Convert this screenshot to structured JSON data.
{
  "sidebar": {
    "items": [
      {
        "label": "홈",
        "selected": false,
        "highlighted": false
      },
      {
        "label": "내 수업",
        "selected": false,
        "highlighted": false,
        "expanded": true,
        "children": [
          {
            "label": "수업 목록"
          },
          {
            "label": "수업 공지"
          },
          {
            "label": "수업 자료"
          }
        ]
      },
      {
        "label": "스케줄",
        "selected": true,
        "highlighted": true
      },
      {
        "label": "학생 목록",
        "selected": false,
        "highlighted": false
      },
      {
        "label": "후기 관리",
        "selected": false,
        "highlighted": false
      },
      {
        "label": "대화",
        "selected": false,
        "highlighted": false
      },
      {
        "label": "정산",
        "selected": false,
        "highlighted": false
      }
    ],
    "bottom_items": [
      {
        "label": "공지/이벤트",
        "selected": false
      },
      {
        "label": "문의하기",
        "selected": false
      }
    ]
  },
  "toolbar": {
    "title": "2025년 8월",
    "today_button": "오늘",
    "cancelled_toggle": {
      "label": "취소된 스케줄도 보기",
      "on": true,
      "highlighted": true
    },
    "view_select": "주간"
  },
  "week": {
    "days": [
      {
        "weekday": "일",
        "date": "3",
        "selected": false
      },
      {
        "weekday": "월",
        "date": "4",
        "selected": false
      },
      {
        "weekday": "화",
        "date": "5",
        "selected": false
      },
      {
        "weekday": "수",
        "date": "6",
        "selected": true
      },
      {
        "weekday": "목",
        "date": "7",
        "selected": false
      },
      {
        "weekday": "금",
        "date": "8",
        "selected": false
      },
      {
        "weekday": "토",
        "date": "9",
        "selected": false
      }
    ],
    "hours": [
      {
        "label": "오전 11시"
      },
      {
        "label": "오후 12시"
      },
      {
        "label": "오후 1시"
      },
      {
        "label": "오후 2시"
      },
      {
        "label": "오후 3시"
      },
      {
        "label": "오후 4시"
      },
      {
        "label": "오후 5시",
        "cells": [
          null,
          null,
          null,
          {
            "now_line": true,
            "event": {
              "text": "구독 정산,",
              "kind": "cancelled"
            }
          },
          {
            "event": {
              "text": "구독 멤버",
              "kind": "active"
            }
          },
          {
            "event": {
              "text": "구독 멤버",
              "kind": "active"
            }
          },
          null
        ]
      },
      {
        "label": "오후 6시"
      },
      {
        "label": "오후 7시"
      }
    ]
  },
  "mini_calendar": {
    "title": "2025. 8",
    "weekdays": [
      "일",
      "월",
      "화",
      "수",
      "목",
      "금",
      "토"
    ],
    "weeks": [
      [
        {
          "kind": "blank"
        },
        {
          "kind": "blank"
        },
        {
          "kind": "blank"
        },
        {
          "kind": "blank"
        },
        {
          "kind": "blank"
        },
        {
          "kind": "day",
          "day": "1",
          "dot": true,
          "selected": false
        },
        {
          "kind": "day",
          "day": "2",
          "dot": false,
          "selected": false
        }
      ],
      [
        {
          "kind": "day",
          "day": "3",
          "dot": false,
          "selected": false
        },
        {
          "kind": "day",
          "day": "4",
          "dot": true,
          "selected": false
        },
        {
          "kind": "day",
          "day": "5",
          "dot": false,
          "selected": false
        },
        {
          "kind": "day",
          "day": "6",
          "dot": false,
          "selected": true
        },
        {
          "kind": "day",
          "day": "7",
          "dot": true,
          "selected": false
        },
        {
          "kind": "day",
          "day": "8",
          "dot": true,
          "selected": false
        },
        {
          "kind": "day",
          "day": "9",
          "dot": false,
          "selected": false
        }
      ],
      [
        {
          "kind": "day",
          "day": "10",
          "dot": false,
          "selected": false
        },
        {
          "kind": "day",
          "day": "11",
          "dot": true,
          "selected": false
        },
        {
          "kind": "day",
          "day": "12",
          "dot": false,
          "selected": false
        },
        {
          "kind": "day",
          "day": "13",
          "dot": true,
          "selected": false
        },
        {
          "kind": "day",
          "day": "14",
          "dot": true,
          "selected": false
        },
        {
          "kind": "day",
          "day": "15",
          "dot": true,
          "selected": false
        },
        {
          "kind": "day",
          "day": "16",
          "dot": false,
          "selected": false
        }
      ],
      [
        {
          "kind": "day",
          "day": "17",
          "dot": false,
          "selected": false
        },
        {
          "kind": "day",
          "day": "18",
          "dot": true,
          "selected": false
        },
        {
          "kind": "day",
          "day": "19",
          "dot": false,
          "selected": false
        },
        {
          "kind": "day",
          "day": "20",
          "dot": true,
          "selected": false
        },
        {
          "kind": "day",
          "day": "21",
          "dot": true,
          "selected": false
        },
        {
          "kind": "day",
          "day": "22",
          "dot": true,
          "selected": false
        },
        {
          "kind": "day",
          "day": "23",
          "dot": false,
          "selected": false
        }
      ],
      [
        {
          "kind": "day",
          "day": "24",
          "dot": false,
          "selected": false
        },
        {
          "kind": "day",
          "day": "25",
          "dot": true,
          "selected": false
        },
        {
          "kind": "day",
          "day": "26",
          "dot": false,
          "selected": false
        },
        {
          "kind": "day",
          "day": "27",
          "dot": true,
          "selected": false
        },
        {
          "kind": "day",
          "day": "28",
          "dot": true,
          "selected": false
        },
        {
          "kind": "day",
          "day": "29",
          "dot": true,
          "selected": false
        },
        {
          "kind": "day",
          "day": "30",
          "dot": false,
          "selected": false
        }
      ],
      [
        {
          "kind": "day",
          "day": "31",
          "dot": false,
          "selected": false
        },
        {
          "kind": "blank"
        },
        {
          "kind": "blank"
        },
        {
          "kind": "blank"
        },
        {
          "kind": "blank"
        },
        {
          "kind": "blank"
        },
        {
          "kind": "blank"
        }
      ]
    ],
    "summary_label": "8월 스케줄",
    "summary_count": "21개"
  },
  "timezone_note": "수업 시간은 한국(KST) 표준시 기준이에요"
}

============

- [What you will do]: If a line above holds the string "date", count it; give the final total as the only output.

- [Exercise response]: 7